**WHAT IS EXPECTED**
From the records below, find each line with the string "label" and copy it.

**EXERCISE INPUTS**
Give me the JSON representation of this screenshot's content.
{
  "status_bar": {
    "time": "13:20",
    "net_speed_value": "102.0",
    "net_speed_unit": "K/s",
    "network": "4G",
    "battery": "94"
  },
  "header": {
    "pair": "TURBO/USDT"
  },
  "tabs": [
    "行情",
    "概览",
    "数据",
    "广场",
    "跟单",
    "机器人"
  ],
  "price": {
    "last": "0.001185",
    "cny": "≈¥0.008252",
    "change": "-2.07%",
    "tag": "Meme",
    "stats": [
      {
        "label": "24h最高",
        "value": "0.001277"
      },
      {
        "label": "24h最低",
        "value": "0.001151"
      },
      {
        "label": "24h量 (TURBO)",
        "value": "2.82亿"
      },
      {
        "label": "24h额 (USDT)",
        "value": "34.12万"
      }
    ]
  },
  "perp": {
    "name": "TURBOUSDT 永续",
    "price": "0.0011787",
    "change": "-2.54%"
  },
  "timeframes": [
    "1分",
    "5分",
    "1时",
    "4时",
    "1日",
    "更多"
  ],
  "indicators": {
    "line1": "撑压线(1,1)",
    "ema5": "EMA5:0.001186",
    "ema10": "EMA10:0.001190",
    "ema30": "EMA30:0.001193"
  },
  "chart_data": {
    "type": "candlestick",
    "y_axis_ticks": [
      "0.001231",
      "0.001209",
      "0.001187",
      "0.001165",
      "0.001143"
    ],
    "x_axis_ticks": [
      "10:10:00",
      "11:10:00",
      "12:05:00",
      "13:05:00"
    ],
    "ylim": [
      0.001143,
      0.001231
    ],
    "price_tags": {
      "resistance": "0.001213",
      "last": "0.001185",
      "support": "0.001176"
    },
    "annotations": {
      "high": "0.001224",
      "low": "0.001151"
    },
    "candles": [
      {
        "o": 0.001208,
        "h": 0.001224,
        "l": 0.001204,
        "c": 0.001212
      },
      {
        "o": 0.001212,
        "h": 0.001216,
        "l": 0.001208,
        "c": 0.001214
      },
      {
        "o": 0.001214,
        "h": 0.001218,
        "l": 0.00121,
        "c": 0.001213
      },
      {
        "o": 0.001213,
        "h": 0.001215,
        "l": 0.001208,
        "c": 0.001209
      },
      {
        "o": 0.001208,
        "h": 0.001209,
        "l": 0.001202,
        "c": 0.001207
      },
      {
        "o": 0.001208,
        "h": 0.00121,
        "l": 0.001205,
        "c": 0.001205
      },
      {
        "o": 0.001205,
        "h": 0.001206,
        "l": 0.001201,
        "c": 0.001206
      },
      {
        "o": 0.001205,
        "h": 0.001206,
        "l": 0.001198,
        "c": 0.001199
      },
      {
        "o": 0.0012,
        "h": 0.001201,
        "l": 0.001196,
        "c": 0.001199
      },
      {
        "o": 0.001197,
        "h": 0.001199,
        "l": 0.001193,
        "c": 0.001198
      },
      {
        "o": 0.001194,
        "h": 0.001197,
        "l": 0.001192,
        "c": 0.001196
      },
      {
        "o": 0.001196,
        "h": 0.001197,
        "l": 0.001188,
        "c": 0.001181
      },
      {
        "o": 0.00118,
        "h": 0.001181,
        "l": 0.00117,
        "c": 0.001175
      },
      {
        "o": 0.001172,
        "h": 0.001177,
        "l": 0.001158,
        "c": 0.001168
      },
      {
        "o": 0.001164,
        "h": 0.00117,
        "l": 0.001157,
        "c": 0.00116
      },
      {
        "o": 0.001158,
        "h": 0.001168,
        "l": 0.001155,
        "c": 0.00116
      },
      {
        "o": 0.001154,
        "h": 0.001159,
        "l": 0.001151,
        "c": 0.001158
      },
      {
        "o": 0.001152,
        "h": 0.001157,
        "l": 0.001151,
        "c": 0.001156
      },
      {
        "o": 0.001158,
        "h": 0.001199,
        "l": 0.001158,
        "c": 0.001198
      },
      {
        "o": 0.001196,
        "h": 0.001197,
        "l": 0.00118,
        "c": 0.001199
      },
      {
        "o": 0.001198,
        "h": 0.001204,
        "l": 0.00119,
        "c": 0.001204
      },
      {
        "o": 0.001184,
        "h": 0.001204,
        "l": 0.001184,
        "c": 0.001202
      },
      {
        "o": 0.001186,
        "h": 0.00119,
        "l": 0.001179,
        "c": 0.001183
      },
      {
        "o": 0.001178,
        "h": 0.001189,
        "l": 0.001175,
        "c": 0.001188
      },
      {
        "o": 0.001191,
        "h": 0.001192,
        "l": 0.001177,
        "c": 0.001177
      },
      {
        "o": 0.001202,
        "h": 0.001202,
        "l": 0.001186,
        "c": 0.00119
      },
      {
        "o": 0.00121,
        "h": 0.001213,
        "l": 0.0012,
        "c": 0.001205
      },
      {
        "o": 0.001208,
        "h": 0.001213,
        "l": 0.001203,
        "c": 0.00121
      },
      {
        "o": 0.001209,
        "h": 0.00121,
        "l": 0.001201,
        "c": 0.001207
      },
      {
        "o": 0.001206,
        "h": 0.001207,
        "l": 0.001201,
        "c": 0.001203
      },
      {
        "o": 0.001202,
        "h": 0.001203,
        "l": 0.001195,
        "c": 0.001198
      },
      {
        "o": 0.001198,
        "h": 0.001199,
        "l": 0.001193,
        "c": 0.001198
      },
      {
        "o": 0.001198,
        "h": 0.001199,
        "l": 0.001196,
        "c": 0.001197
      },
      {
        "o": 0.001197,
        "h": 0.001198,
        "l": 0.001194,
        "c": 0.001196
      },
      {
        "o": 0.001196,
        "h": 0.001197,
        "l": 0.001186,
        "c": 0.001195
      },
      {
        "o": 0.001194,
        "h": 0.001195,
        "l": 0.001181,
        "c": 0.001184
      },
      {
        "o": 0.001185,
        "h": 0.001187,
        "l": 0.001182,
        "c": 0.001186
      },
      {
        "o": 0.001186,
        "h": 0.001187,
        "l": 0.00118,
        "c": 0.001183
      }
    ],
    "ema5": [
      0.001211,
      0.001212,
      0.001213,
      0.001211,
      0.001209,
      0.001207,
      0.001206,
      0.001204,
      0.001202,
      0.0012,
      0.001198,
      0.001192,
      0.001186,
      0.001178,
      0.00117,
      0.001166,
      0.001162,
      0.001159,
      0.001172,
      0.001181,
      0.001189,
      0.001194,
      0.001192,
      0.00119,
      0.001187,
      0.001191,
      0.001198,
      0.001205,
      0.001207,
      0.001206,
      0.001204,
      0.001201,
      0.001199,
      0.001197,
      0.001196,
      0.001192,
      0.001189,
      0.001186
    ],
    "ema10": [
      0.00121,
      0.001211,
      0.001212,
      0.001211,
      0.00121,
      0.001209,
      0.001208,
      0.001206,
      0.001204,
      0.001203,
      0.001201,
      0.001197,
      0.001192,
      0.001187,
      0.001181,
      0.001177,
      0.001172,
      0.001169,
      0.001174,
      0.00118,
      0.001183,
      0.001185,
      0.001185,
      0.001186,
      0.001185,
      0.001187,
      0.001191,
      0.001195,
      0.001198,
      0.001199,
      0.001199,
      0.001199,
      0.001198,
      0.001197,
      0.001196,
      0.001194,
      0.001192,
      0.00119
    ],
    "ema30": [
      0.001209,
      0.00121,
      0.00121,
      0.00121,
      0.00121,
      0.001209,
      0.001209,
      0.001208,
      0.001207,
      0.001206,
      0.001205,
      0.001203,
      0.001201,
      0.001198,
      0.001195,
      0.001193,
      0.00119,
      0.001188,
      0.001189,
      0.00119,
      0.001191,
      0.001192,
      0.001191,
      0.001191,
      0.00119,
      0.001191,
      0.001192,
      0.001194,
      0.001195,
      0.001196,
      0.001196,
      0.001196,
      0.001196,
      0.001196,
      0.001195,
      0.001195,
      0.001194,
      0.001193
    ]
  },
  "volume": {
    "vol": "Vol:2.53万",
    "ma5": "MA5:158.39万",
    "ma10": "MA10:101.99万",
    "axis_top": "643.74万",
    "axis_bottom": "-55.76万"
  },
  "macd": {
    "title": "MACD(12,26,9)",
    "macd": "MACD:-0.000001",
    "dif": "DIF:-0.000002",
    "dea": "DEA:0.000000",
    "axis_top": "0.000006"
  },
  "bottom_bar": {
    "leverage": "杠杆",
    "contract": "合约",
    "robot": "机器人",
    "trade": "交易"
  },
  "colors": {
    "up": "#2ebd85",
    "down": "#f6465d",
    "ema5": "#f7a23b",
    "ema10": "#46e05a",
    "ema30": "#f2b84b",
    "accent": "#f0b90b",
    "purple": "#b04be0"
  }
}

**TASK OUTPUT**
        "label": "24h最高",
        "label": "24h最低",
        "label": "24h量 (TURBO)",
        "label": "24h额 (USDT)",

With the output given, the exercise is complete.